As a side note, I am asking for guest posts! I would love any post on any sanitation-relevant topic. Go ahead and send your submission or pitch to me at jen [dot] anne [dot] barr [at] gmail [dot] com.
Back to the post!
The sitting toilet that those of us in the West have come to know has been around for centuries. The ancient Romans would sit on the toilet. And the design makes an intuitive sense, right? If you want to be comfortable, you sit in a chair. (Ostensibly, anyway. I hate chairs). You want to be comfortable while defecating, right? So sit in a chair.
But millions of people--in the Middle East, parts of Europe, and Asia--squat. Some people squat because they don't have a facility and thus are forced to go in a field or a water source, but millions of others choose to squat, with toilets that are especially designed for it. A growing movement in the US is advocating for replacing our standard chair toilets with squat toilets in the interests of health.
So which is better?
Daniel Lametti of Slate wrote an excellent article in 2010 on the squat vs. sit debate. He explains the how defecation works:
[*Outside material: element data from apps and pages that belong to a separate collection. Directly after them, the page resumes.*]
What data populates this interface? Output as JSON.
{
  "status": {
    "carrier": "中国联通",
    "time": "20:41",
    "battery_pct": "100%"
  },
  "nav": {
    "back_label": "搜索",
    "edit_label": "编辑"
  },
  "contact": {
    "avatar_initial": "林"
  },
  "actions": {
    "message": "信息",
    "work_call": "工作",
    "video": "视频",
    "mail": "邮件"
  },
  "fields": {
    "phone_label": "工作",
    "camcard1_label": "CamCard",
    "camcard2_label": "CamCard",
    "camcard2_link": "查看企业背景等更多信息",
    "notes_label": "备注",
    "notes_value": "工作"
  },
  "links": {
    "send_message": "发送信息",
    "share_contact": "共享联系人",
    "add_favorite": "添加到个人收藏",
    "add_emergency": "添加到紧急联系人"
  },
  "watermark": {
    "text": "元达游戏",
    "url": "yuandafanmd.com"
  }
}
"People can control their defecation, to some extent, by contracting or releasing the anal sphincter. But that muscle can't maintain continence on its own. The body also relies on a bend between the rectum—where feces builds up—and the anus—where feces comes out. When we're standing up, the extent of this bend, called the anorectal angle, is about 90 degrees, which puts upward pressure on the rectum and keeps feces inside. In a squatting posture, the bend straightens out, like a kink ringed out of a garden hose, and defecation becomes easier."
In his excellent 1966 book, The Bathroom, Alexander Kira, an architect, recommends the squatting position. A variety of people--from the healthy living types to actual medical doctors--have recommended squatting as a matter of health, claiming you get more complete defecations that flush more toxins from the body or that it prevents colon cancers. As with most cancer claims, it hasn't been fully substantiated (cancer is far too complex in many cases, to associate with just one thing), but squatting has been shown to prevent hemorrhoids. It also simply takes less time. Lametti got his 10 minute routine down to a minute by squatting on the edge of the toilet. (The perching sounds terrifyingly precarious, to me.)
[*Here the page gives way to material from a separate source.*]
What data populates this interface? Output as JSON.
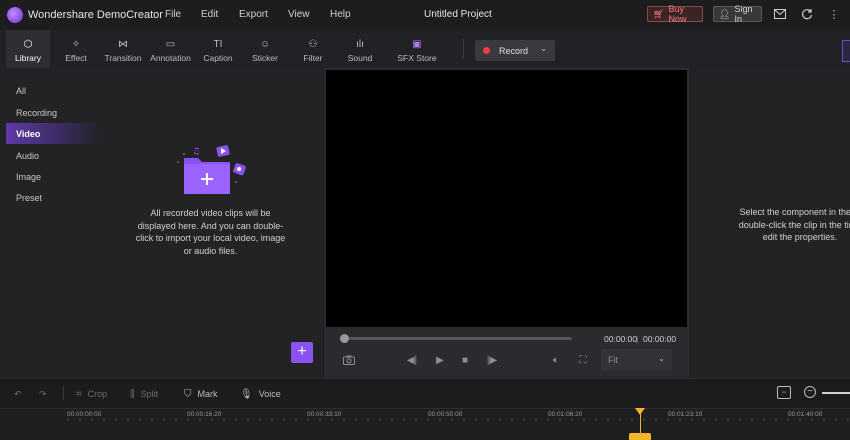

However, just because our "ancestors" did it, doesn't necessarily make it better. The human body is a pretty buggy thing. Selective pressures only act on a population if it affects reproduction somehow. Most of the health problems that people argue that squatting will prevent don't occur until post-reproduction--in other words, after the individual has probably already passed on their genes.
Knees are another good thing to consider. What would be the ease for the elderly? Our knees are not particularly well-designed--bipedalism did a number on us--so how would our knees hold up as get older for such a deep squat to a high rise? Actually, not as badly as you might think, if people did it for their whole lives. We would develop the muscles.
In India, the trains would often give you the option of a "Western toilet" or a squat toilet. "Western" toilets are becoming more popular amongst the middle class in India, perhaps as a status marker and a sign of "modernization." Squatting--since it is what our ancestors do--often can carry the stigma of primitiveness with it. It reminds us far too much of the very animal nature of defecation or it is seen as a "cultural practice." ("Culture" in far too many discussions, is used as sort of a trump card of backwardness.) Chairs, on the other hand, are supposedly very "civilized," and by sitting we coat our most 'primitive' activity with a veneer of civility. Also by sitting, we really can't see what is going on while we defecate, increasing our distance from the act. It may be our body doing it, but we don't want anything to do with it.
Personally, whenever I could, I much preferred the squat toilets. Why? While the chances of catching a disease from a toilet seat are relatively rare, there is the mental discomfort from the idea of knowing that a very private part of my body is touching the same thing that other people's bodies have touched. Toilet seats feel unclean, even if microbially it may not always hold true. Plus, in Indian trains, because of the movement of the train, it is very possible to miss, and so the fixtures often don't look very appealing. Squat toilets do not have any direct body-fixture contact. You just are suspended above the bowl--no need for wiping the seat or seat covers.
Various entrepreneurs have sought to bring the squat toilet to here the in the US, either through an addition to the regular toilet that allows you to use it like a squat one or a completely different fixture. My favorite is a toilet that converts, allowing one to choose what style of defecation one chooses to use. (Watch the video if you're confused.)
However, people are generally very resistant to any change in this most intimate part of our lives, especially in Western cultures. Changes are seen as a bizarre deviation or a joke. (Just think of all the jokes about Japanese 'supertoilets.') Squatting is what our ancestors did, but because of that, we have a great resistance to it.
What are your thoughts? Sit or squat?